[Opening DATASET EXTRACT section]

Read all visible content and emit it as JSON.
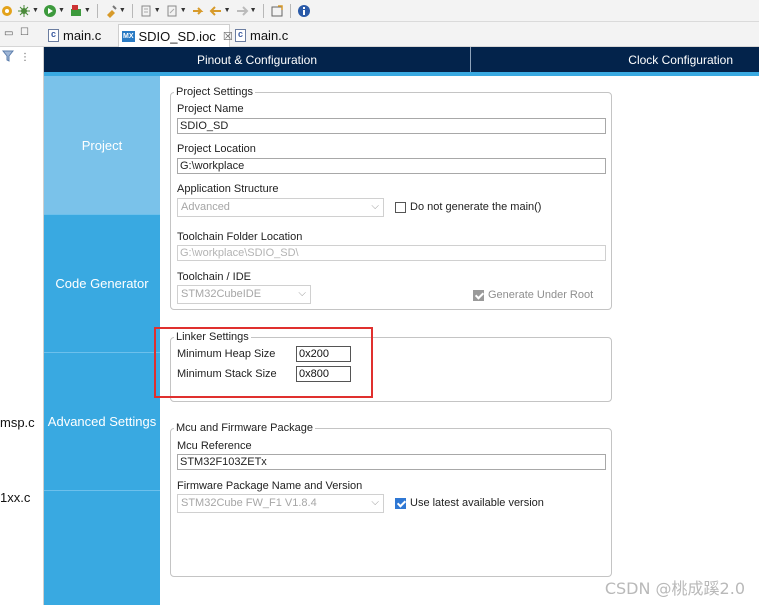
{
  "toolbar": {
    "icons": [
      "settings-icon",
      "debug-icon",
      "run-icon",
      "external-tools-icon",
      "pin-icon",
      "next-annotation-icon",
      "prev-annotation-icon",
      "last-edit-icon",
      "back-icon",
      "forward-icon",
      "open-perspective-icon",
      "info-icon"
    ]
  },
  "editor_tabs": [
    {
      "label": "main.c"
    },
    {
      "label": "SDIO_SD.ioc",
      "close": "☒"
    },
    {
      "label": "main.c"
    }
  ],
  "tab_badge": "MX",
  "left_strip": {
    "partial_items": [
      "msp.c",
      "1xx.c"
    ]
  },
  "header": {
    "pinout_tab": "Pinout & Configuration",
    "clock_tab": "Clock Configuration"
  },
  "categories": {
    "project": "Project",
    "code_generator": "Code Generator",
    "advanced_settings": "Advanced Settings"
  },
  "project_settings": {
    "title": "Project Settings",
    "project_name_label": "Project Name",
    "project_name": "SDIO_SD",
    "project_location_label": "Project Location",
    "project_location": "G:\\workplace",
    "app_structure_label": "Application Structure",
    "app_structure": "Advanced",
    "no_main_label": "Do not generate the main()",
    "toolchain_folder_label": "Toolchain Folder Location",
    "toolchain_folder": "G:\\workplace\\SDIO_SD\\",
    "toolchain_ide_label": "Toolchain / IDE",
    "toolchain_ide": "STM32CubeIDE",
    "generate_under_root_label": "Generate Under Root"
  },
  "linker_settings": {
    "title": "Linker Settings",
    "heap_label": "Minimum Heap Size",
    "heap_value": "0x200",
    "stack_label": "Minimum Stack Size",
    "stack_value": "0x800"
  },
  "mcu_package": {
    "title": "Mcu and Firmware Package",
    "mcu_ref_label": "Mcu Reference",
    "mcu_ref": "STM32F103ZETx",
    "fw_label": "Firmware Package Name and Version",
    "fw_value": "STM32Cube FW_F1 V1.8.4",
    "use_latest_label": "Use latest available version"
  },
  "watermark": "CSDN @桃成蹊2.0",
  "colors": {
    "header_bg": "#03234b",
    "accent": "#39a9e1",
    "category_selected": "#7ac2ea",
    "highlight": "#e0302e"
  }
}
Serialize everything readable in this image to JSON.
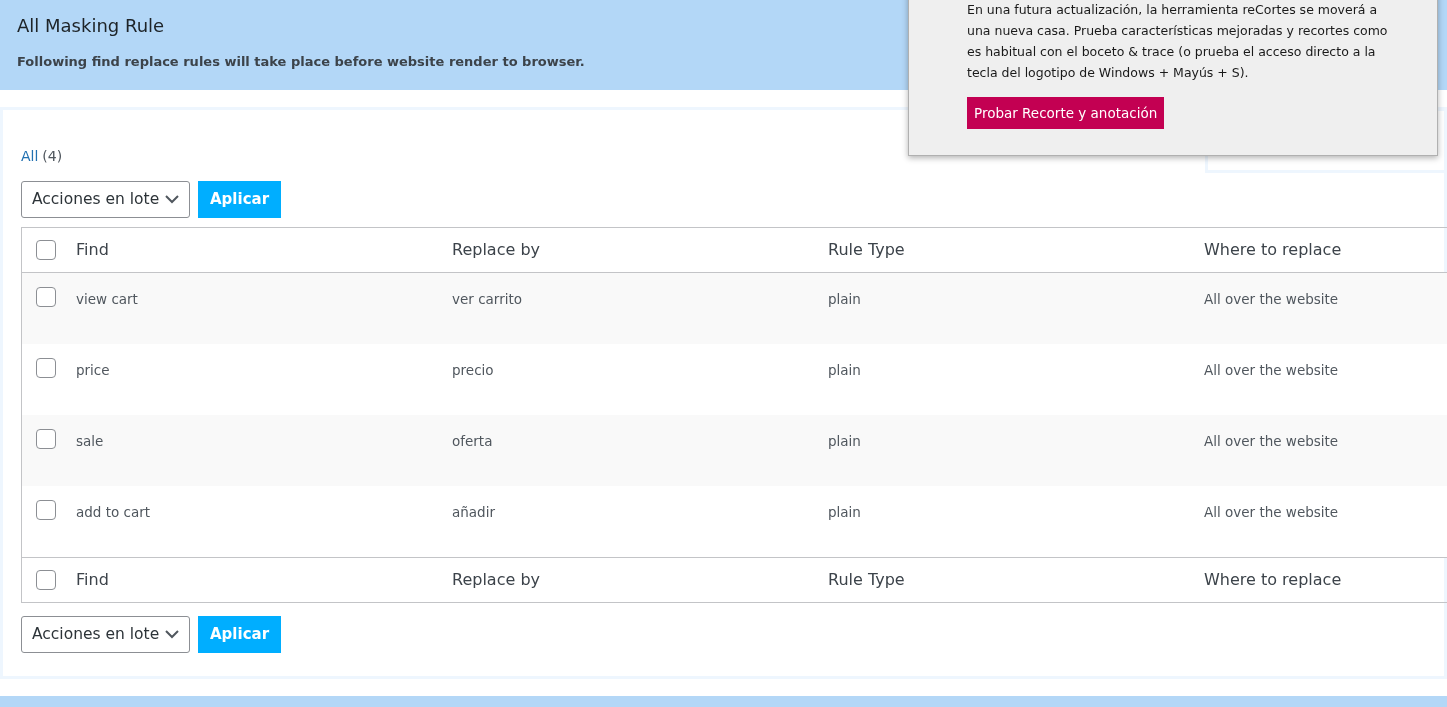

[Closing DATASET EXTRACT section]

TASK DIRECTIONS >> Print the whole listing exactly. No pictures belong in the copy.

REPLY >>
Read all visible content and emit it as JSON.
{
  "toolbar": {
    "icons": [
      "settings-icon",
      "debug-icon",
      "run-icon",
      "external-tools-icon",
      "pin-icon",
      "next-annotation-icon",
      "prev-annotation-icon",
      "last-edit-icon",
      "back-icon",
      "forward-icon",
      "open-perspective-icon",
      "info-icon"
    ]
  },
  "editor_tabs": [
    {
      "label": "main.c"
    },
    {
      "label": "SDIO_SD.ioc",
      "close": "☒"
    },
    {
      "label": "main.c"
    }
  ],
  "tab_badge": "MX",
  "left_strip": {
    "partial_items": [
      "msp.c",
      "1xx.c"
    ]
  },
  "header": {
    "pinout_tab": "Pinout & Configuration",
    "clock_tab": "Clock Configuration"
  },
  "categories": {
    "project": "Project",
    "code_generator": "Code Generator",
    "advanced_settings": "Advanced Settings"
  },
  "project_settings": {
    "title": "Project Settings",
    "project_name_label": "Project Name",
    "project_name": "SDIO_SD",
    "project_location_label": "Project Location",
    "project_location": "G:\\workplace",
    "app_structure_label": "Application Structure",
    "app_structure": "Advanced",
    "no_main_label": "Do not generate the main()",
    "toolchain_folder_label": "Toolchain Folder Location",
    "toolchain_folder": "G:\\workplace\\SDIO_SD\\",
    "toolchain_ide_label": "Toolchain / IDE",
    "toolchain_ide": "STM32CubeIDE",
    "generate_under_root_label": "Generate Under Root"
  },
  "linker_settings": {
    "title": "Linker Settings",
    "heap_label": "Minimum Heap Size",
    "heap_value": "0x200",
    "stack_label": "Minimum Stack Size",
    "stack_value": "0x800"
  },
  "mcu_package": {
    "title": "Mcu and Firmware Package",
    "mcu_ref_label": "Mcu Reference",
    "mcu_ref": "STM32F103ZETx",
    "fw_label": "Firmware Package Name and Version",
    "fw_value": "STM32Cube FW_F1 V1.8.4",
    "use_latest_label": "Use latest available version"
  },
  "watermark": "CSDN @桃成蹊2.0",
  "colors": {
    "header_bg": "#03234b",
    "accent": "#39a9e1",
    "category_selected": "#7ac2ea",
    "highlight": "#e0302e"
  }
}
Serialize everything readable in this image to JSON.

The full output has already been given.